gratification, and the poverty of the students’ education. The second part of the book traces the roots of modern intellectual and relativism. The last section of the book is a discussion of the proper relationships between the student, university, and society. Allan Bloom was a “psychologist” in the classical sense, thus a perennialist. He sought to deepen souls while educating sentiments, to give his students contact with greatness, and to make everyone aware of the transcendent. Aristophanes, Plato, Shakespeare, and Rousseau are needed to help students think, and to teach them how to lead their lives. Bloom puts himself at the center of this by the sheer force of his observations. He lays the blame for the closing of the American mind on the current value of openness. The American mind is closed because in advocating the value relativism, people are open to anything and everything, a move which enslaves us to the particular.  An example of this would be Plato’s simile of a cave. A cave seems from the outside to be a great opening, something everyone wants to have. However, the cave-dweller can only look at and appreciate other people’s caves while abandoning the quest for the sun. Thus, what has been advertised as a great opening is in fact a great closing.  Bloom was and is important to education because of his intellect, allowing him to translate famous works to be shared by many. He also proved with his theory of “openness” in America today that there is a need for a reinvention of the universities in America.
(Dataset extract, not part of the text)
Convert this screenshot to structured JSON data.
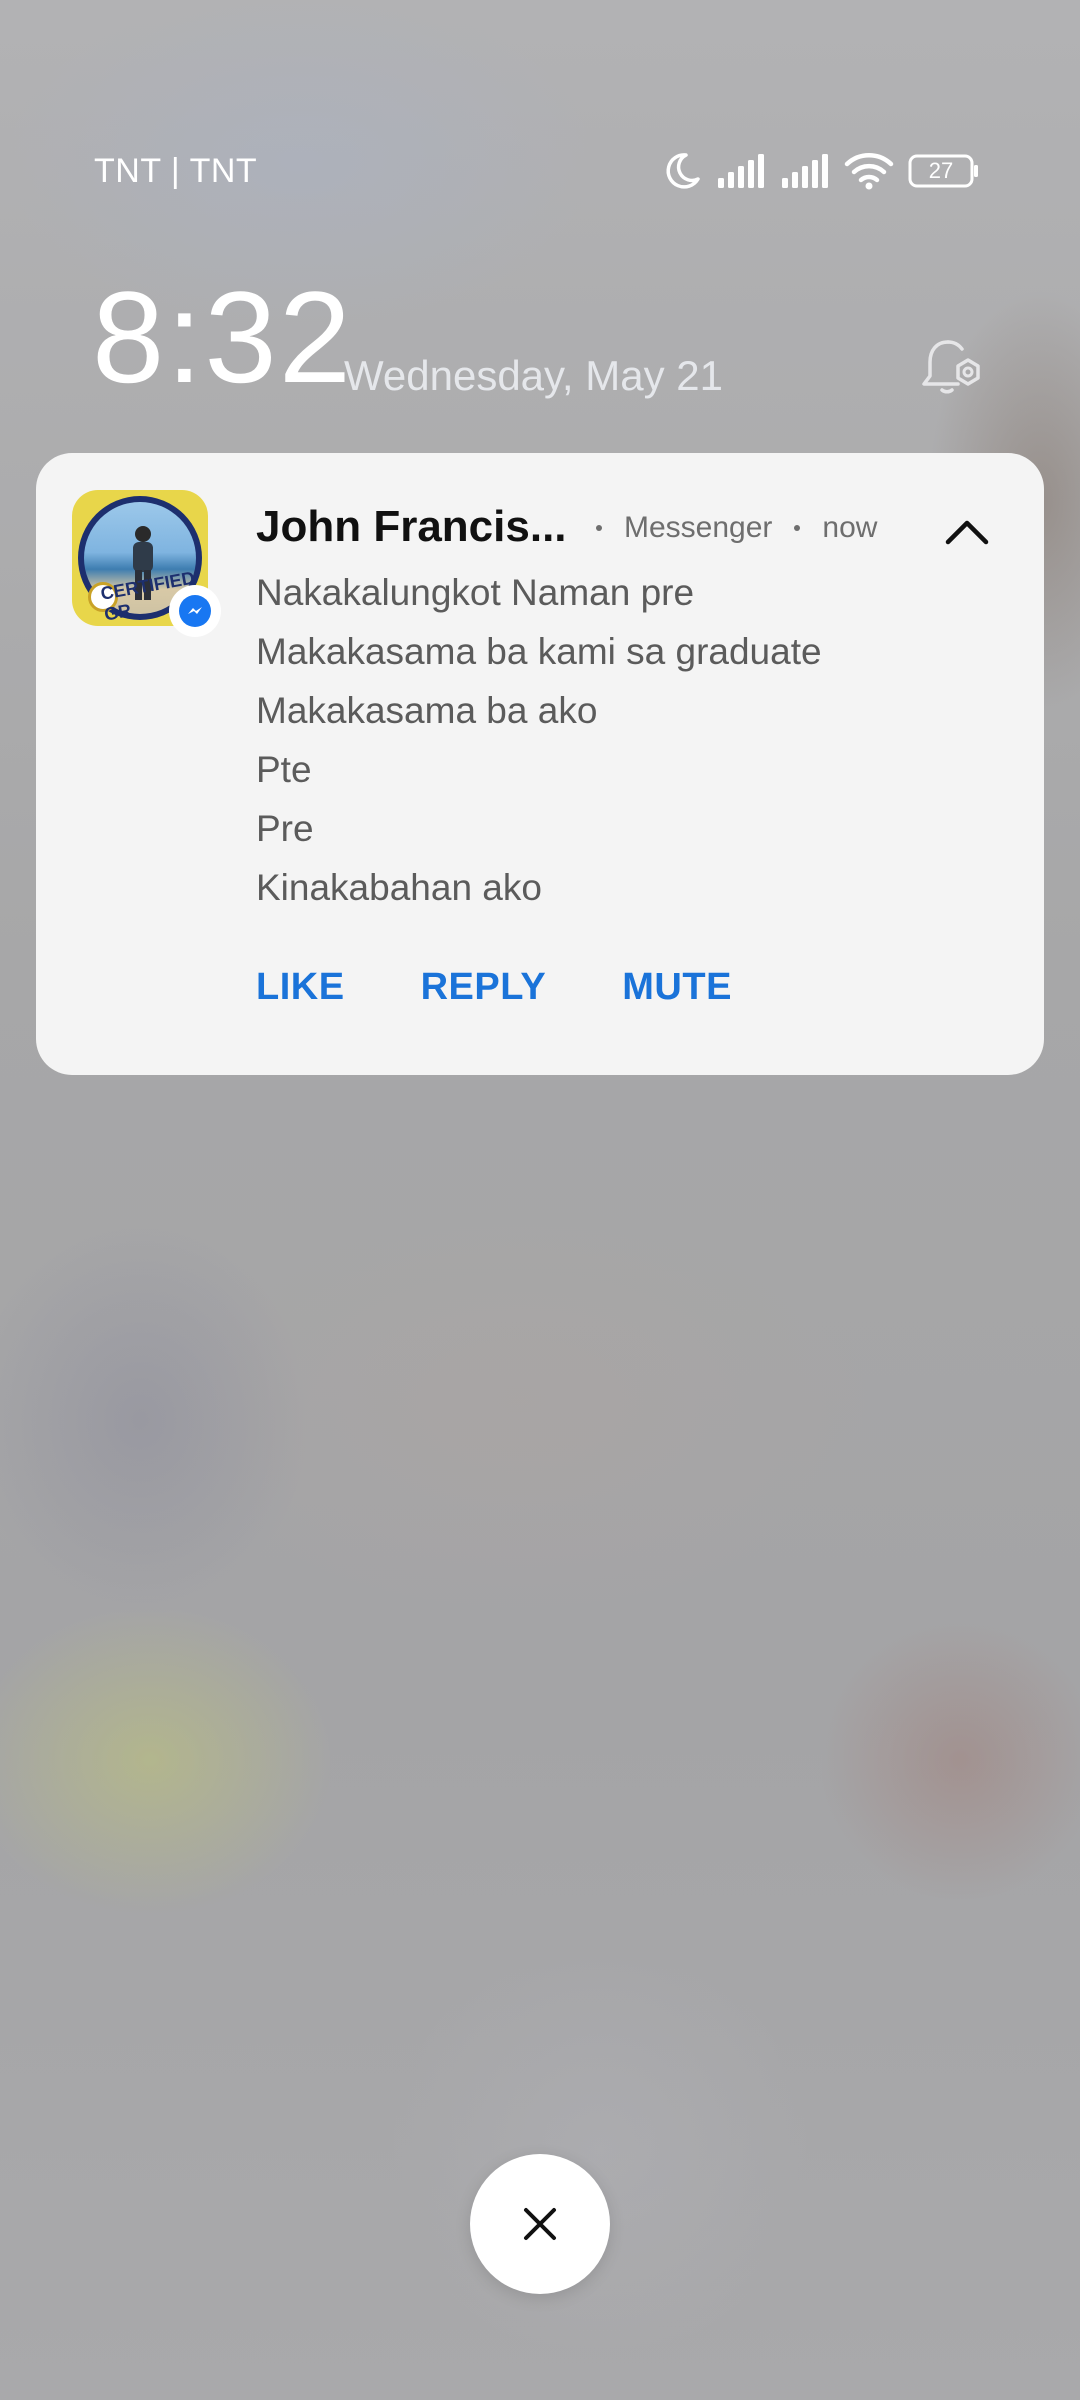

He referred to “openness” as a relativism that declares that all endeavors are of
equal value – the study of Shakespeare is equal to the study of basketweaving. He believed that universities chose whatever was popular and easy to understand in society currently as the curriculum for the university. Bloom also referred to an openness to study historical and cultural texts and materials in their original form, and be open to develop one’s own thoughts from them rather than accepting them at first glance with the opinions of so-called experts in the field of their textbooks. He suggested that in order to re-invigorate college and university curriculum the universities must return to the use of original texts and materials. For example, one should study Dante’s Inferno rather than a synopsis of classical poems.

Bloom died October 7, 1992 while being hospitalized for peptic ulcer bleeding complicated by liver failure. At the time of his death he was co-director of the John M. Olin Center for Inquiry into the Theory and Practice of Democracy.

References

 Barnes and Nobles. July5, 2000. Barnes and Nobles.com-Book Search.
http://shop.barnesand….05&match=exact&options=and&anotherlevel=Y&keyword=bloom+alla

 Biographical Dictionary of Modern American Educators. Frederick Ohles, Shirley M. Ohles, and John G. Ramsey. Westport, CT. Greenwood Press, 1997.

 Creative Quotations from Allan Bloom. July 5, 2000. http://www.bemorecreative.com/one/1785.htm

 Cassimatis, Nicholas. July 5, 2000. Upstream: Upstream: Hmm Allan Bloom Obituary. http://cycad.com/cgi-bin/Upstream/Reading/albloom-obituary.html
 

Cyber Nation International. July5, 2000. TPCN – Great Quotations (Quotes) By Allan Bloom to Inspire and Motivate You To Achieve. http://www.cyber-nation.com/victory/quotations/authors/quotes_bloom_allan.html

 The Closing of the American Mind. Allan Bloom. New York. Simon and Schuster. 1987.

 Weinstein, Kenneth. 2000. The Real Allan Bloom. The Weekly Standard Magazine, 5, 32. http://www.weeklystandard.com/magazine/mag_5_32_00/weinstein_bkar_5_32_0.html
 

Report Prepared by:
Lisa H.Tanner